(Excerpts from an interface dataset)
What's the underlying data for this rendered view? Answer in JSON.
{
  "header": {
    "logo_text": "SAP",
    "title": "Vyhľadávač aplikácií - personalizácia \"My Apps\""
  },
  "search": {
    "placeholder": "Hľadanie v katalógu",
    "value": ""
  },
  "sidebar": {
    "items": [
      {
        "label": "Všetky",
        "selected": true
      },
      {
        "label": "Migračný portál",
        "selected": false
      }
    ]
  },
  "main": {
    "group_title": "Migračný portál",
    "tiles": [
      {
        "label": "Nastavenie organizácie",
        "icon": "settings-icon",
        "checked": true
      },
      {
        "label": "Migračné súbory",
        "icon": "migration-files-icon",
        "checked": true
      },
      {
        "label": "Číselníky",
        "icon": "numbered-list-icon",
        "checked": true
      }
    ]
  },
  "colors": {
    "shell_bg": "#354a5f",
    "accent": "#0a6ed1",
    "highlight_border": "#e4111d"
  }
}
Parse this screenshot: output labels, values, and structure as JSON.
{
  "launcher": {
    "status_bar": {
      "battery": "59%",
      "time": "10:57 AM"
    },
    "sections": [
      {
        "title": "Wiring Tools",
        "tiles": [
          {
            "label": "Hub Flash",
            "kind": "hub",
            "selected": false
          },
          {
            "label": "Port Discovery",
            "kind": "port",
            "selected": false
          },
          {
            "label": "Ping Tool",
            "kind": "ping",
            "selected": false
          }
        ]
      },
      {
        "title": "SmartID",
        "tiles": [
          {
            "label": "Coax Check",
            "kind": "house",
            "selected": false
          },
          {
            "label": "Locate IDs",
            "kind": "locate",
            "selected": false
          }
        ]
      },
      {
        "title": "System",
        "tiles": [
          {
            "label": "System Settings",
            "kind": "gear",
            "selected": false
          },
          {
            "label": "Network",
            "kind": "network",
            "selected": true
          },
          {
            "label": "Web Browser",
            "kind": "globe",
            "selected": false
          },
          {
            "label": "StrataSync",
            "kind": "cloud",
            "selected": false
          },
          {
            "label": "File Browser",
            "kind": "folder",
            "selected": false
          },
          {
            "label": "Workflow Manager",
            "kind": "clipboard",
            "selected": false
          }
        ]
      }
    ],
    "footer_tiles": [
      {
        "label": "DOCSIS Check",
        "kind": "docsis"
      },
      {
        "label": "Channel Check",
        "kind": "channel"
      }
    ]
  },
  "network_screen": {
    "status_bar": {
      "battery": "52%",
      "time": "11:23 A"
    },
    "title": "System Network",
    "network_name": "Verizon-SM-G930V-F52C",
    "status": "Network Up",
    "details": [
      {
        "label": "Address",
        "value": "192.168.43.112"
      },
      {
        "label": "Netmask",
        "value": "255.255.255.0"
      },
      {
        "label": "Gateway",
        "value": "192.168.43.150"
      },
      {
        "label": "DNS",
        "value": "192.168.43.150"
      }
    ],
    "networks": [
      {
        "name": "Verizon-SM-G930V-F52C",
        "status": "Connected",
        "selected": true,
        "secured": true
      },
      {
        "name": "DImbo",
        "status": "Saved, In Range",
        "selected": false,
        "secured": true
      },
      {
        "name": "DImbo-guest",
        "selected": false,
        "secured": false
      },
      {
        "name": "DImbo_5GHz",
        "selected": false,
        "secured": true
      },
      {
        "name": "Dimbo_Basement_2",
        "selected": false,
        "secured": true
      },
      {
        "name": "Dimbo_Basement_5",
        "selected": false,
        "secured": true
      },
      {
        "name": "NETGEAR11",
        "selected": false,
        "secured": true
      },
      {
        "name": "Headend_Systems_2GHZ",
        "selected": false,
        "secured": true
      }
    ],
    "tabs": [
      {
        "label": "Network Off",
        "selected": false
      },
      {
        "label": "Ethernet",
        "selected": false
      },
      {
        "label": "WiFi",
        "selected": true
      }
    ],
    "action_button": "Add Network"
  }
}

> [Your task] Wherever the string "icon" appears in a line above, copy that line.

> [Problem solution]
        "icon": "settings-icon",
        "icon": "migration-files-icon",
        "icon": "numbered-list-icon",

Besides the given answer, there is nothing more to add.